WHAT TO WORK ON: Give back every record below precisely as written.

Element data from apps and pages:
BEGIN
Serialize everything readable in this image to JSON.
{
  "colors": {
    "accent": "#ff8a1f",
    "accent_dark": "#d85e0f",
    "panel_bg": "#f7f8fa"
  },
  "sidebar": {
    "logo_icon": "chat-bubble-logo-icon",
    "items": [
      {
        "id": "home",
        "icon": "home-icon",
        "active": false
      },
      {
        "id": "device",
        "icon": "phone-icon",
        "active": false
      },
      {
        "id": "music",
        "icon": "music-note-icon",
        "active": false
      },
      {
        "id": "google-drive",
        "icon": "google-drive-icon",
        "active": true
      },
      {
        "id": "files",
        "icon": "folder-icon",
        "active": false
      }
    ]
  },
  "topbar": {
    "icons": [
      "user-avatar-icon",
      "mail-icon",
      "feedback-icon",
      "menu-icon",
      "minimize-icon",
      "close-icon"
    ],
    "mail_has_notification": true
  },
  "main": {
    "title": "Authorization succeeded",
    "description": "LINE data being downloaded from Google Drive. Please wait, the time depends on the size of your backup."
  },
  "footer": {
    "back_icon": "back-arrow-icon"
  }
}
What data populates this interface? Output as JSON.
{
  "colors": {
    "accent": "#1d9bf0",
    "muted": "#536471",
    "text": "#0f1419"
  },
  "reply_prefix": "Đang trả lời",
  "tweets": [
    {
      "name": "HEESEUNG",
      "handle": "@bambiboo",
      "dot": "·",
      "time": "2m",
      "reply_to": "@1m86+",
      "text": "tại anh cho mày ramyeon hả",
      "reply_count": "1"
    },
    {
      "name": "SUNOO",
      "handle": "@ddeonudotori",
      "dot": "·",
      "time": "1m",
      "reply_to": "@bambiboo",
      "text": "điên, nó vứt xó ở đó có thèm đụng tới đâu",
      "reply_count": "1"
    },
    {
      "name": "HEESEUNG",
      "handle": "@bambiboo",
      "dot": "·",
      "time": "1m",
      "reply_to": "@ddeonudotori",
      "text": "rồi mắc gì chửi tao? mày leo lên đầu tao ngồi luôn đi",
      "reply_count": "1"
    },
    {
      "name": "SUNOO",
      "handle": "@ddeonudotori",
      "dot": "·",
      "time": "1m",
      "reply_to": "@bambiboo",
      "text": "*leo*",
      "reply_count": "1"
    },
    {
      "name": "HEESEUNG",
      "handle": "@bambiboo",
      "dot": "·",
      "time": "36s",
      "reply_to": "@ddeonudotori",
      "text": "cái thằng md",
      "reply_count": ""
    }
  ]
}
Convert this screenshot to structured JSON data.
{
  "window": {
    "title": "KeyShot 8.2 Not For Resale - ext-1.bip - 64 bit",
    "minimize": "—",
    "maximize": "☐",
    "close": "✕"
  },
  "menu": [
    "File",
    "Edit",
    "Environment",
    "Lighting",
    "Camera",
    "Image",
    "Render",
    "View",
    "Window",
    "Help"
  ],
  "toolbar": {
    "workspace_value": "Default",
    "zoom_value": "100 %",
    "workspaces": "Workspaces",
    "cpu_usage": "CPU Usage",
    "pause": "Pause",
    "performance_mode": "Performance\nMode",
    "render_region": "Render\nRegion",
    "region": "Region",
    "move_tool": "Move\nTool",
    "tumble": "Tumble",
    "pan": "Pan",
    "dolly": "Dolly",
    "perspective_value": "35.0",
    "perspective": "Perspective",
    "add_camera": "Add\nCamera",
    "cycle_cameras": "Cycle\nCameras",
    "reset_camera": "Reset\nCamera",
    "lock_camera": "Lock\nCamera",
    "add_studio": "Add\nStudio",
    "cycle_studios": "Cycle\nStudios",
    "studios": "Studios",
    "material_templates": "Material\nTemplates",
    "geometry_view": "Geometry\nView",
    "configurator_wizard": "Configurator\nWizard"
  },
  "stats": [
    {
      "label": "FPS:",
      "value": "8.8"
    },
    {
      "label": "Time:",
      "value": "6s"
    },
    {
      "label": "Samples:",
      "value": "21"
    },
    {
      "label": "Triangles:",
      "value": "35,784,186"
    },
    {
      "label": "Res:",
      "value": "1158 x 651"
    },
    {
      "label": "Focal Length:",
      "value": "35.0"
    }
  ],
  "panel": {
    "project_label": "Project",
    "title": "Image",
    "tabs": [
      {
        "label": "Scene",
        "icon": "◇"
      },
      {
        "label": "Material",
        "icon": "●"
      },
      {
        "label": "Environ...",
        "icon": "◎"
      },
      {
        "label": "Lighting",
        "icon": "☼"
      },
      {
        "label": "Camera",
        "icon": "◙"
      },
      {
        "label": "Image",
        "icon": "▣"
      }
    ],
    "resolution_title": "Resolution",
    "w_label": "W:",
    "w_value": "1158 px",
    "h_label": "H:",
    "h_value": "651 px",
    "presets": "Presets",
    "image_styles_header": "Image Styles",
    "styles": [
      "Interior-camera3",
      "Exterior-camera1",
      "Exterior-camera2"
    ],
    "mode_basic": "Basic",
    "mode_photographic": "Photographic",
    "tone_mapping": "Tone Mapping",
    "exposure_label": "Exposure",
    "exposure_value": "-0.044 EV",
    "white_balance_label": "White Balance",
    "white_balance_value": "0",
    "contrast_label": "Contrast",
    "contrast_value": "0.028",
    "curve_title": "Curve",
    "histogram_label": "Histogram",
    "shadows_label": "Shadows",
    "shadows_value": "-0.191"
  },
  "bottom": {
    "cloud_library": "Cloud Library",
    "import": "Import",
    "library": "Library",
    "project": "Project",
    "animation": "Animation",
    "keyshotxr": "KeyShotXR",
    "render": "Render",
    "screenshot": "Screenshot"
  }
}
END
RESULT OF THE TASK:
Serialize everything readable in this image to JSON.
{
  "colors": {
    "accent": "#ff8a1f",
    "accent_dark": "#d85e0f",
    "panel_bg": "#f7f8fa"
  },
  "sidebar": {
    "logo_icon": "chat-bubble-logo-icon",
    "items": [
      {
        "id": "home",
        "icon": "home-icon",
        "active": false
      },
      {
        "id": "device",
        "icon": "phone-icon",
        "active": false
      },
      {
        "id": "music",
        "icon": "music-note-icon",
        "active": false
      },
      {
        "id": "google-drive",
        "icon": "google-drive-icon",
        "active": true
      },
      {
        "id": "files",
        "icon": "folder-icon",
        "active": false
      }
    ]
  },
  "topbar": {
    "icons": [
      "user-avatar-icon",
      "mail-icon",
      "feedback-icon",
      "menu-icon",
      "minimize-icon",
      "close-icon"
    ],
    "mail_has_notification": true
  },
  "main": {
    "title": "Authorization succeeded",
    "description": "LINE data being downloaded from Google Drive. Please wait, the time depends on the size of your backup."
  },
  "footer": {
    "back_icon": "back-arrow-icon"
  }
}
What data populates this interface? Output as JSON.
{
  "colors": {
    "accent": "#1d9bf0",
    "muted": "#536471",
    "text": "#0f1419"
  },
  "reply_prefix": "Đang trả lời",
  "tweets": [
    {
      "name": "HEESEUNG",
      "handle": "@bambiboo",
      "dot": "·",
      "time": "2m",
      "reply_to": "@1m86+",
      "text": "tại anh cho mày ramyeon hả",
      "reply_count": "1"
    },
    {
      "name": "SUNOO",
      "handle": "@ddeonudotori",
      "dot": "·",
      "time": "1m",
      "reply_to": "@bambiboo",
      "text": "điên, nó vứt xó ở đó có thèm đụng tới đâu",
      "reply_count": "1"
    },
    {
      "name": "HEESEUNG",
      "handle": "@bambiboo",
      "dot": "·",
      "time": "1m",
      "reply_to": "@ddeonudotori",
      "text": "rồi mắc gì chửi tao? mày leo lên đầu tao ngồi luôn đi",
      "reply_count": "1"
    },
    {
      "name": "SUNOO",
      "handle": "@ddeonudotori",
      "dot": "·",
      "time": "1m",
      "reply_to": "@bambiboo",
      "text": "*leo*",
      "reply_count": "1"
    },
    {
      "name": "HEESEUNG",
      "handle": "@bambiboo",
      "dot": "·",
      "time": "36s",
      "reply_to": "@ddeonudotori",
      "text": "cái thằng md",
      "reply_count": ""
    }
  ]
}
Convert this screenshot to structured JSON data.
{
  "window": {
    "title": "KeyShot 8.2 Not For Resale - ext-1.bip - 64 bit",
    "minimize": "—",
    "maximize": "☐",
    "close": "✕"
  },
  "menu": [
    "File",
    "Edit",
    "Environment",
    "Lighting",
    "Camera",
    "Image",
    "Render",
    "View",
    "Window",
    "Help"
  ],
  "toolbar": {
    "workspace_value": "Default",
    "zoom_value": "100 %",
    "workspaces": "Workspaces",
    "cpu_usage": "CPU Usage",
    "pause": "Pause",
    "performance_mode": "Performance\nMode",
    "render_region": "Render\nRegion",
    "region": "Region",
    "move_tool": "Move\nTool",
    "tumble": "Tumble",
    "pan": "Pan",
    "dolly": "Dolly",
    "perspective_value": "35.0",
    "perspective": "Perspective",
    "add_camera": "Add\nCamera",
    "cycle_cameras": "Cycle\nCameras",
    "reset_camera": "Reset\nCamera",
    "lock_camera": "Lock\nCamera",
    "add_studio": "Add\nStudio",
    "cycle_studios": "Cycle\nStudios",
    "studios": "Studios",
    "material_templates": "Material\nTemplates",
    "geometry_view": "Geometry\nView",
    "configurator_wizard": "Configurator\nWizard"
  },
  "stats": [
    {
      "label": "FPS:",
      "value": "8.8"
    },
    {
      "label": "Time:",
      "value": "6s"
    },
    {
      "label": "Samples:",
      "value": "21"
    },
    {
      "label": "Triangles:",
      "value": "35,784,186"
    },
    {
      "label": "Res:",
      "value": "1158 x 651"
    },
    {
      "label": "Focal Length:",
      "value": "35.0"
    }
  ],
  "panel": {
    "project_label": "Project",
    "title": "Image",
    "tabs": [
      {
        "label": "Scene",
        "icon": "◇"
      },
      {
        "label": "Material",
        "icon": "●"
      },
      {
        "label": "Environ...",
        "icon": "◎"
      },
      {
        "label": "Lighting",
        "icon": "☼"
      },
      {
        "label": "Camera",
        "icon": "◙"
      },
      {
        "label": "Image",
        "icon": "▣"
      }
    ],
    "resolution_title": "Resolution",
    "w_label": "W:",
    "w_value": "1158 px",
    "h_label": "H:",
    "h_value": "651 px",
    "presets": "Presets",
    "image_styles_header": "Image Styles",
    "styles": [
      "Interior-camera3",
      "Exterior-camera1",
      "Exterior-camera2"
    ],
    "mode_basic": "Basic",
    "mode_photographic": "Photographic",
    "tone_mapping": "Tone Mapping",
    "exposure_label": "Exposure",
    "exposure_value": "-0.044 EV",
    "white_balance_label": "White Balance",
    "white_balance_value": "0",
    "contrast_label": "Contrast",
    "contrast_value": "0.028",
    "curve_title": "Curve",
    "histogram_label": "Histogram",
    "shadows_label": "Shadows",
    "shadows_value": "-0.191"
  },
  "bottom": {
    "cloud_library": "Cloud Library",
    "import": "Import",
    "library": "Library",
    "project": "Project",
    "animation": "Animation",
    "keyshotxr": "KeyShotXR",
    "render": "Render",
    "screenshot": "Screenshot"
  }
}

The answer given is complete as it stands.